NAPOWRIMO 2020 – Prompt 7

By on Apr 6, 2020 in Poetry

Blue balloon by Alyce Wilson

April is National Poetry Writing Month, and many poets like to challenge themselves to write a poem a day. With that in mind, Wild Violet will be sharing poetry prompts each day: one geared towards adults and one for kids. 

If you write a poem based on this prompt, feel free to share a link to your poem, or the poem itself, in the comments. Poems appearing in the comments are not considered published in Wild Violet, and you retain all rights to your work.



For adults:

Whether consciously or unconsciously, many poets use colors to evoke emotion, to represent a season, or to symbolize an abstract thought.
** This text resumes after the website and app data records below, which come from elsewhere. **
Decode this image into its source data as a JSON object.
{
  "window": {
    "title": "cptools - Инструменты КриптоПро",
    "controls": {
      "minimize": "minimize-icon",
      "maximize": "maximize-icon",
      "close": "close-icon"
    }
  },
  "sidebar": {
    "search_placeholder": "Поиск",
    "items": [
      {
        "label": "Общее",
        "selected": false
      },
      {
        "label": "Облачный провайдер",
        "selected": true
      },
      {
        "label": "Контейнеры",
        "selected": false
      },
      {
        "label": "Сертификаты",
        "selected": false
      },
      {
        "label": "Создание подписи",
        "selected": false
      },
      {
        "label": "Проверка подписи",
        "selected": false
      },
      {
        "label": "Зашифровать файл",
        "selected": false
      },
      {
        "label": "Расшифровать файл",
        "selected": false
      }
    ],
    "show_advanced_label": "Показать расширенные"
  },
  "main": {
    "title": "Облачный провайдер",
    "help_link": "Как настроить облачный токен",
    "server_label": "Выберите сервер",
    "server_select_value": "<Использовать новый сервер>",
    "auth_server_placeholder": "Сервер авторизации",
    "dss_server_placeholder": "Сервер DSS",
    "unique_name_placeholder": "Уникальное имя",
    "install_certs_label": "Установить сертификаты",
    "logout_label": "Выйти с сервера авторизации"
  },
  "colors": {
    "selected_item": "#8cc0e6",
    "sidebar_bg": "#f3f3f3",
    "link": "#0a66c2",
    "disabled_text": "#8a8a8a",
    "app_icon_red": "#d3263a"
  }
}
Spend some time looking around you for a color that speaks to you, or use a color that you know appears frequently in your own writing. Get contemplative, like Robert Frost in “Nothing Gold Can Stay”  or playful like Oscar Wilde in “Symphony in Yellow.”


For children:
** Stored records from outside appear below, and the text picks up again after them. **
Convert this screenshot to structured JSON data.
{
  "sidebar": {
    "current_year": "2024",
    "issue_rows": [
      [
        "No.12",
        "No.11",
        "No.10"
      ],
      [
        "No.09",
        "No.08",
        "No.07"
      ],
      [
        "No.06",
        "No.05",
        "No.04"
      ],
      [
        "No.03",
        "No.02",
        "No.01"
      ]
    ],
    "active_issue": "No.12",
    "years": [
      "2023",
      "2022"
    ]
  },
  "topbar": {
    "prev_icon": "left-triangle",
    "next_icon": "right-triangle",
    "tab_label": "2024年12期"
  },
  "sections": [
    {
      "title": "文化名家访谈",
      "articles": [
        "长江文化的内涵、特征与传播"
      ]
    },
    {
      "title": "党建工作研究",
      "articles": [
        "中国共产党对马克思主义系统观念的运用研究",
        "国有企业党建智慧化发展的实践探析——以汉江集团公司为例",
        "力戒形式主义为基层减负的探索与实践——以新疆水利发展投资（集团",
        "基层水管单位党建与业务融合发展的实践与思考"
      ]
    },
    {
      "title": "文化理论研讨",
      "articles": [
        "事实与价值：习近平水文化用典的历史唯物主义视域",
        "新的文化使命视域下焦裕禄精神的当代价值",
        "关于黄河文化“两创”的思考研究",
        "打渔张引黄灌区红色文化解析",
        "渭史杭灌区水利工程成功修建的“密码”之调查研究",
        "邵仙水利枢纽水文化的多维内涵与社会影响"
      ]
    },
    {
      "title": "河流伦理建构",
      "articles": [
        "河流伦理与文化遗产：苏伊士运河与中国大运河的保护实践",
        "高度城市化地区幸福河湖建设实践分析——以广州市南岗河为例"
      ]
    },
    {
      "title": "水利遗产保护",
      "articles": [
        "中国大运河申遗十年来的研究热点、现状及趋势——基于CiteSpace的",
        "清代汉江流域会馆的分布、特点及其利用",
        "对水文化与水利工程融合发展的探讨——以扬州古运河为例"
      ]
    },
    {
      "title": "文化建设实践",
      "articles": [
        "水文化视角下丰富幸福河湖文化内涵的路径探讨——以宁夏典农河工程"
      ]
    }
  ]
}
Poems can be about anything we see, imagine or experience. That includes something as simple as a color. Today, try writing a color poem using the following steps.

  • Pick a color that you feel strongly about: either you love it or really dislike it.
  • Write down some words or thoughts about the color. What does it remind you of? How does it make you feel? If it had a personality, what would it be like? Would it be cheerful, mopey, rude or friendly?
  • Take some of your favorite words and ideas and turn them into a poem about the color you chose.


Like seaweed underwater on a sunny day,
or an ice statue glimpsed at night with a flashlight.
Not cold but cool, like a friend who always makes you laugh.
A blend between bouncy spring and balmy summer.


Alyce Wilson is the editor of Wild Violet and in her copious spare time writes humor, non-fiction, fiction and poetry and infrequently keeps an online journal. Her first chapbook, Picturebook of the Martyrs; her e-book/pamphlet, Stay Out of the Bin! An Editor's Tips on Getting Published in Lit Mags ; her book of essays and columns, The Art of Life; her humorous nonfiction ebook, Dedicated Idiocy: How Monty Python Fandom Changed My Life, and her newest poetry collection, Owning the Ghosts, can all be ordered from her Web site, In late 2019, she published a volume of poetry by her third great-grandfather, Reading's Physician Poet: Poems by Dr. James Meredith Mathews, which also contains genealogical information about the Mathews family. She lives with her husband and son in the Philadelphia area and takes far too many photos of her handsome, creative son, nicknamed Kung Fu Panda.


  1. Thanks for sharing your intense poem! I love the repetition.